18. Allow your husband to share his dreams and ideas with you, even if they are crazy and irresponsible (“You wanna do what?”). Just listen and nod your head a lot. He’s not really going to become a test pilot or join a rock band. Give it a little time, he’ll move on to something else.
19. Don’t assume your husband knows what you want. Yes, it would be so romantic and cool if he could just read your mind – not happenin’. And the philosophy that “Well, if I have to tell him, then it’s not the real thing” is a crock of bull that will just leave you resentful, angry, and still without what you wanted.
20. Respect is HUGE to men. Maybe it’s their fragile male ego, I don’t know, we could argue that point all day. But, I’m a realist, and I’m just telling you, your man has got to know you respect him. Say “thanks” for working so hard for the family, or tell him that the project he (finally) finished looks awesome. Also, really big -- Let him think he makes the decisions in the house (yes, I said “let him think”).

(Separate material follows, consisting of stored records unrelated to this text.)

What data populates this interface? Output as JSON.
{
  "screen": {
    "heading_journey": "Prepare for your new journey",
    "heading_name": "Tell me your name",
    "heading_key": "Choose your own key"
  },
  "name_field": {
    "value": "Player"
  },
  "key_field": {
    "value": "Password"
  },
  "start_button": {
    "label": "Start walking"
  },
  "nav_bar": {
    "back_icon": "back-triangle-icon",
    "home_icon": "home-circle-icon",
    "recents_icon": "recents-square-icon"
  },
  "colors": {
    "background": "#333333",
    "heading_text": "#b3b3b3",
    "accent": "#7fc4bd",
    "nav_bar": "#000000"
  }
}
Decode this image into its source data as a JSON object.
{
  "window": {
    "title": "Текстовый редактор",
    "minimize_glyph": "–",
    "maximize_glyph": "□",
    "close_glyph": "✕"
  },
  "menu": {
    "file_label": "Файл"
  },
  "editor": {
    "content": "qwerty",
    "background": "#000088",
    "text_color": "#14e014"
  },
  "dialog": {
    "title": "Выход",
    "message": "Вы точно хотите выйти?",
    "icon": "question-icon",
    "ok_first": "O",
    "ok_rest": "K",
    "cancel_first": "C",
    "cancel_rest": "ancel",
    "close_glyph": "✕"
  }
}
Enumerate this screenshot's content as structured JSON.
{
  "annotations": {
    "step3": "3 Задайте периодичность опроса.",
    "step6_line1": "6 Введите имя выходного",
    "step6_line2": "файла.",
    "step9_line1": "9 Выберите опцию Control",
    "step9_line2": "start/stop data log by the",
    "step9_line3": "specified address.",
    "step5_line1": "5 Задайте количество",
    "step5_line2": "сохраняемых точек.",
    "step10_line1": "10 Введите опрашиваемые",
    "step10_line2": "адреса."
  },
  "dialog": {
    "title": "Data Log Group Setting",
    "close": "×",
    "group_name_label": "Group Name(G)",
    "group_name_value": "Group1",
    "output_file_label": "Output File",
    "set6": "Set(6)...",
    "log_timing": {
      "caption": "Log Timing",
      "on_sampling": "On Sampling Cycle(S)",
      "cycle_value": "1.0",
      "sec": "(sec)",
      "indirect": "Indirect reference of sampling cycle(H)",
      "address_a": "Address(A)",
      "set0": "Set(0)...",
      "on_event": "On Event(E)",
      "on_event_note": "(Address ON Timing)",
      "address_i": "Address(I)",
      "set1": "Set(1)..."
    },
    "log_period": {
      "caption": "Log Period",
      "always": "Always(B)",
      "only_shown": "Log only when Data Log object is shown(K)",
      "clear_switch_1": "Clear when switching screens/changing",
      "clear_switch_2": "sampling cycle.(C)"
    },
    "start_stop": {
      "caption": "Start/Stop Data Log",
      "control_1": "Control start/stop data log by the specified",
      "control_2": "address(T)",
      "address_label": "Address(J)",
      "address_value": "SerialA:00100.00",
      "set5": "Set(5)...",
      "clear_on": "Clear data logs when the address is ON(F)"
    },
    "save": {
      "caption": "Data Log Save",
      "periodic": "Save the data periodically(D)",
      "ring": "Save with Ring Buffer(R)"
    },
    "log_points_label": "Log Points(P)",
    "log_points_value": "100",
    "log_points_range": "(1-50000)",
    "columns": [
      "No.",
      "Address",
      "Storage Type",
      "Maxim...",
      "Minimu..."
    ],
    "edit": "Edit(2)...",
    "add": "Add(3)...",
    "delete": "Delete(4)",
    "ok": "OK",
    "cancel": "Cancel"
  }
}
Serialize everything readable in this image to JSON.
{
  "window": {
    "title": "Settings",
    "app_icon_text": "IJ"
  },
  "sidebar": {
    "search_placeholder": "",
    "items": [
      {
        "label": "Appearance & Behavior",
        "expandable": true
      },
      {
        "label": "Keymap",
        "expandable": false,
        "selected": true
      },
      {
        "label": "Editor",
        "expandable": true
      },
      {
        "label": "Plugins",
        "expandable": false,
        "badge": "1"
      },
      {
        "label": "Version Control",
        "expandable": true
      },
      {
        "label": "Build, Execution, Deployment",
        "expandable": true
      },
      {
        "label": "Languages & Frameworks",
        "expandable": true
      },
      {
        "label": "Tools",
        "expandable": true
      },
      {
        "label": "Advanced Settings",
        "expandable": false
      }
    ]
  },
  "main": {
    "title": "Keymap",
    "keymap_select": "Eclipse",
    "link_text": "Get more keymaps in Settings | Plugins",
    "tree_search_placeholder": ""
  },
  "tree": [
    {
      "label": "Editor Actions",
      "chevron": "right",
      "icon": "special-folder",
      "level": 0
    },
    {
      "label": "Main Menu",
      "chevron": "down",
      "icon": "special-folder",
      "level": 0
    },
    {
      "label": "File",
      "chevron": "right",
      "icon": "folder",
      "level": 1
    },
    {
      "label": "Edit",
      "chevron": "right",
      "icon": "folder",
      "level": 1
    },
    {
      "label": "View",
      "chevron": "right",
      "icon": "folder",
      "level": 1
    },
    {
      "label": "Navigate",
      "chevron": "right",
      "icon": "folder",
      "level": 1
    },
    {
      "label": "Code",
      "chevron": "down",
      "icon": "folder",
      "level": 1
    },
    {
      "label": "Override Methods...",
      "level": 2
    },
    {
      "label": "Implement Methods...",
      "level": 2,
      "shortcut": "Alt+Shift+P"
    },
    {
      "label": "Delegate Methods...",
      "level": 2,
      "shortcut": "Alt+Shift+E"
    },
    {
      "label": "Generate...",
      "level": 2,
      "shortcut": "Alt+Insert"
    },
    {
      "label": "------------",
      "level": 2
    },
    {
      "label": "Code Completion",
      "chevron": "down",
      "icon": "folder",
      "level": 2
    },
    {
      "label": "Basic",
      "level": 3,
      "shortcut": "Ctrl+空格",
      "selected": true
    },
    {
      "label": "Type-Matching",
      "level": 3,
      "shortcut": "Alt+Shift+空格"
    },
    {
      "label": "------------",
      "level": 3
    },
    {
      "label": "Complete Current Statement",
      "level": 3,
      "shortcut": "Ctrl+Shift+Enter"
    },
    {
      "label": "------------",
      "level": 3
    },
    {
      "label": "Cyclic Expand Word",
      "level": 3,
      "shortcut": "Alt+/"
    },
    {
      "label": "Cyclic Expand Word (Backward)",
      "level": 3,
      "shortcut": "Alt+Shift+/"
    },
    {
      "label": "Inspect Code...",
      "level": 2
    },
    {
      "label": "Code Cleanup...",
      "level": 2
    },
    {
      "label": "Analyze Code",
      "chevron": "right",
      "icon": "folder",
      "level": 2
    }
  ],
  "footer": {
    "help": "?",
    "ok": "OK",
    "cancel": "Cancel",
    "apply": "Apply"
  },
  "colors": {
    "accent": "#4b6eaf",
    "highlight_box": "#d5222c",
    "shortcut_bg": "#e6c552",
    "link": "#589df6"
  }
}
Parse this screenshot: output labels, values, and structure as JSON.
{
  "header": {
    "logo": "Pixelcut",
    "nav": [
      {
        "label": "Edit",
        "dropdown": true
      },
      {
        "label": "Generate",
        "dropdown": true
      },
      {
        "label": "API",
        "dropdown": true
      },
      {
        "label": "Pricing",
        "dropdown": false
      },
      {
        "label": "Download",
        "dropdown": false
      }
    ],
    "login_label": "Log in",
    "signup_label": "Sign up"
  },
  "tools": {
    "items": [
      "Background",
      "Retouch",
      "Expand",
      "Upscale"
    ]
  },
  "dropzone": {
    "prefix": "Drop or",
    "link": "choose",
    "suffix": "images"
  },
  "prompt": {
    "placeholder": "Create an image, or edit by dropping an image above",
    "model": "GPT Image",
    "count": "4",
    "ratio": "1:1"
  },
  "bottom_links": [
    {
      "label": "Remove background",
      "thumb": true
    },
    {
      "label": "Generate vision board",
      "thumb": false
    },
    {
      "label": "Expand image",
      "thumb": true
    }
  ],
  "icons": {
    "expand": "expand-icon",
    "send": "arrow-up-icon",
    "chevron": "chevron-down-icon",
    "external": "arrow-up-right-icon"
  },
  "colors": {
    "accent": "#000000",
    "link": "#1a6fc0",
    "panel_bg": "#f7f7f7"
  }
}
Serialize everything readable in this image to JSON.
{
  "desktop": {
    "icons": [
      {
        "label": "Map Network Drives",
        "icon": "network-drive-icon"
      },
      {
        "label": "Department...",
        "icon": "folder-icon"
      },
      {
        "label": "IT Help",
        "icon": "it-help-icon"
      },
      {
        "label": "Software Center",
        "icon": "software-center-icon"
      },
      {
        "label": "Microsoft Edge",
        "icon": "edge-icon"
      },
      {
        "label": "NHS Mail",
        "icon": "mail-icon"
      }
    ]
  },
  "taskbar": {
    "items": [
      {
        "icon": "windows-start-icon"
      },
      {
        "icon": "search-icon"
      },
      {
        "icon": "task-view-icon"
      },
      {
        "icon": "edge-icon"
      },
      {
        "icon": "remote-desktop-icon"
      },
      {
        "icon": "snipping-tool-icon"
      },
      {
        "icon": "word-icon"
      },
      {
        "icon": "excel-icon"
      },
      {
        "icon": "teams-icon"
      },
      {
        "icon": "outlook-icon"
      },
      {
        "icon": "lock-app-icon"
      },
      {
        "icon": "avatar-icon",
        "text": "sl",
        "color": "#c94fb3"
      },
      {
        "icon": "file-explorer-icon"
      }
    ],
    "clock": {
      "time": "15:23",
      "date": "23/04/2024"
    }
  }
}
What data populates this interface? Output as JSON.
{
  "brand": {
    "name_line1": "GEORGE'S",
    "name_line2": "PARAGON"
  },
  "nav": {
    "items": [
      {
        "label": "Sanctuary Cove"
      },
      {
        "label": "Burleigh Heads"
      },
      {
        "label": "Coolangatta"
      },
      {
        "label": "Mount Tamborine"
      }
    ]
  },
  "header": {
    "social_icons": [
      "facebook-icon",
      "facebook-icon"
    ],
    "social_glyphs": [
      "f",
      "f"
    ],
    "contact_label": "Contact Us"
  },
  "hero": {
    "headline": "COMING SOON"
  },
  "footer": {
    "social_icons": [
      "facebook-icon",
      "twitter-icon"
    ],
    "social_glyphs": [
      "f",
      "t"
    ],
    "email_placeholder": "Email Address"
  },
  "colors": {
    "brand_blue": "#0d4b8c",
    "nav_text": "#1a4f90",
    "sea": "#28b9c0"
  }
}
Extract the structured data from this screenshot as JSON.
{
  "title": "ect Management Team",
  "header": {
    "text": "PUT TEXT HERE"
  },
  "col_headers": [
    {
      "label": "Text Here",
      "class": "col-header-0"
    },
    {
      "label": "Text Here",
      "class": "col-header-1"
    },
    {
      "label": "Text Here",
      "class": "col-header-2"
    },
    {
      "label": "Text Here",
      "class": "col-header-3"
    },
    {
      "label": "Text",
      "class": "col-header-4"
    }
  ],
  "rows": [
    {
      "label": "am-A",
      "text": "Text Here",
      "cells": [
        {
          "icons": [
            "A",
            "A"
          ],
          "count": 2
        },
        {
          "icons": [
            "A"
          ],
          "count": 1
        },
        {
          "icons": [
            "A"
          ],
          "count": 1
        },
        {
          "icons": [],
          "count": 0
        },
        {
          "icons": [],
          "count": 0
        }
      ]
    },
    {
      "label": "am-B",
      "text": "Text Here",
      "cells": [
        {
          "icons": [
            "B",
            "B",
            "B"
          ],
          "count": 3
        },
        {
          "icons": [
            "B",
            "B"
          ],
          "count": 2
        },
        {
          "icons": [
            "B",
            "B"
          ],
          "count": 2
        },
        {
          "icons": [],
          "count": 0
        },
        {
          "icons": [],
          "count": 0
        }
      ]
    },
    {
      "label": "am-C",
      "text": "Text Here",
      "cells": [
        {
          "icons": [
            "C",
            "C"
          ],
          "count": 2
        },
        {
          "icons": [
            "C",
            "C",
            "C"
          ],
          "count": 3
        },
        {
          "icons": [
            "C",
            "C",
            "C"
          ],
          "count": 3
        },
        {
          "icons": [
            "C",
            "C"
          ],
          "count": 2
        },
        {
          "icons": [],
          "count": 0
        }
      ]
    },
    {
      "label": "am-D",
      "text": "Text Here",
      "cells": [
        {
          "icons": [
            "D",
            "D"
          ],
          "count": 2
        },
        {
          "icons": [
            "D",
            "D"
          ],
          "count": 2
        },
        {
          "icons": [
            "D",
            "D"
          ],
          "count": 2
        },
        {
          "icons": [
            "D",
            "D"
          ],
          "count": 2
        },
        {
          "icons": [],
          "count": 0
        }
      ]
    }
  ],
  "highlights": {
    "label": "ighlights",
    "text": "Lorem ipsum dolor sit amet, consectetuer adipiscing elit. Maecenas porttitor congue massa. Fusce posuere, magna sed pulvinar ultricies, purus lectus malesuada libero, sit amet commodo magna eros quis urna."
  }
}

21. Accept that keeping your marriage together is a commitment to the union, not just to the person. I’m telling you right now, there are times when you have to find some other reason to stay married besides “I love him”. Because “he” will get on your last nerve (and you on his) to the point, sometimes, that it would definitely be easier just to “walk”. But you don’t, because you don’t walk away from anything that is important to you.
22. Don’t compare your marriage to anybody else’s. Nobody’s marriage is perfect, no matter what it looks like on the outside.
Yourself as a Spouse
23. Keep in mind: “Everything’s not about me”. That’s true in all aspects of life. And, in a marriage, this applies not only to the idea of compromise and sometimes placing your spouse’s needs first, but also in the sense that you are not responsible for your spouse’s actions. Nobody “makes” anybody do anything.
24. Trust yourself in order to trust your spouse. Probably in no other social relationship is trust more important than in a marriage. But, how do you know if you can completely trust your spouse? My answer to that, while it may seem cynical to some (I prefer to consider it proactive and realistic), is “you can’t know”. You can never know for 100% certainty what somebody else, including your spouse, will or won’t do. But, here’s what you can do: Keep yourself emotionally strong and healthy, so you know that you will be OK no matter what your spouse does. Then, you can just relax and enjoy the relationship.
25. Which reminds me…… Never allow yourself to get involved as the “support person” in the personal (i.e., marital) problems of someone of the opposite sex. Slippery slope to your own affair.
And now, I must close with a joke my dad always told about marriage.
Dad: “Yes, my wife and I have been married 15 happy years”.
Mom: “Excuse me, dear, we’ve been married 30 years”.
Dad: “That's what I said – 15 HAPPY years”.
My parents were married 54 years before my dad passed away.